    just send falcon heavy 3 times for same amount of SLS carriage or put 2 extra stage 1 for “Falcon too heavy” to carry 80 tons 🙂

    • Bob the Rocket Guy 18 April, 2019 at 09:56 Reply

      Sure, because launching 3 times, docking in orbit, assembling a vehicle in LEO, and then going translunar is WAY easier.

  6. Peter Bilski 23 December, 2015 at 07:16 Reply

    Obviously we could reasonably suspect that NASA will be able one day match SpaceX reusable technology.
    If landing safely SLS alternate all calculations above ? Time will show…

  7. Robert Hutchison 22 December, 2015 at 15:17 Reply

    I often wonder why they do not use a rocket (probably with modifications, after all it was last launched in the 70s) of the Saturn V, the most successful one in history, everyone of them worked?

    • Joel Ammons 22 December, 2015 at 15:20 Reply

      But in our infinite wisdom, we decided to stop in favor of developing the Space Shuttle — and then promptly lost the blueprints for the Saturn V.

      • Terry B 26 December, 2015 at 15:19 Reply

        That’s exactly what I was going to point out. Maybe a search for the blue prints must be gathering dust somewhere?
        A combination between Space X, Virgin and the Russians with support from NASA would be good to see, though getting them to work together for a common goal, no matter how important would be unlikely.

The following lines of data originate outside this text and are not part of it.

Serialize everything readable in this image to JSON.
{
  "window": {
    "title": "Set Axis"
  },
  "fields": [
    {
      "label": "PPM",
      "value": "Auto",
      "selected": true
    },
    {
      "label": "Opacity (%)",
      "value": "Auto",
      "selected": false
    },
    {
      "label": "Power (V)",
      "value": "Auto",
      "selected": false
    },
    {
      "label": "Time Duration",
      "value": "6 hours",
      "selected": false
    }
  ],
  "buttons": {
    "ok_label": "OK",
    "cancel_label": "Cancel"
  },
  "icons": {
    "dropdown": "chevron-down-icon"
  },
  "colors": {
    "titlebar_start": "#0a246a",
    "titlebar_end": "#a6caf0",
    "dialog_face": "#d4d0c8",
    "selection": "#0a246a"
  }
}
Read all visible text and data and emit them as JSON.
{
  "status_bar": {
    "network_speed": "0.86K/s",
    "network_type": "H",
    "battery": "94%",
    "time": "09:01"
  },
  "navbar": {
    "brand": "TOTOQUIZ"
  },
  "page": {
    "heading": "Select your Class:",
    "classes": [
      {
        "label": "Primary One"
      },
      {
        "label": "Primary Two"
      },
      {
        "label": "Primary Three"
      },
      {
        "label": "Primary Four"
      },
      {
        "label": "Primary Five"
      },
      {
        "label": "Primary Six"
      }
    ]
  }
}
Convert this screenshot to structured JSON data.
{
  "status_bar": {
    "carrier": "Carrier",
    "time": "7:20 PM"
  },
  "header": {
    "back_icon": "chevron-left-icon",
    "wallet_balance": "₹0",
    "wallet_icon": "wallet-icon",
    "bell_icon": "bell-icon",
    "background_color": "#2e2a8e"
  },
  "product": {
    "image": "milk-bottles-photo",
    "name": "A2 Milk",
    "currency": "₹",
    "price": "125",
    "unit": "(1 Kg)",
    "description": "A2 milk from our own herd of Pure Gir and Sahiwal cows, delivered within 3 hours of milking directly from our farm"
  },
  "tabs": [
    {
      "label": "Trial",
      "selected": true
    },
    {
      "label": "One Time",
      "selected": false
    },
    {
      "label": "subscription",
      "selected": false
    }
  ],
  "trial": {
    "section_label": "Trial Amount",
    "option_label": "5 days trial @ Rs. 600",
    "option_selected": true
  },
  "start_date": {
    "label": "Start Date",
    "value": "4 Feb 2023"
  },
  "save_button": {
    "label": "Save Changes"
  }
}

    • Bracy Harvey 7 February, 2016 at 19:06 Reply

      SLS is essentially a Saturn V clone. It has a similar design, payload capacity, and probably a similar cost to operate. The only difference is that it uses some updated tech. It uses LH2/LOx and SSSRBs instead of RP1/LOx fit it’s first stage. Orion is just an updated Apollo, except that it has had some significant improvements unlike SLS.

    • Jack 5 December, 2016 at 02:19 Reply

      The Saturn V had 2 partial failures throughout the Apollo program but thanks to a great team on the ground & in space they found a way around those problems to continue the mission. Apollo 12 was struck by lightning twice (thats right, twice!) which almost caused electrical failures & Apollo 13 experenced a booster falure on the way up but the other 4 boosters were enough to continue the mission.

Leave a reply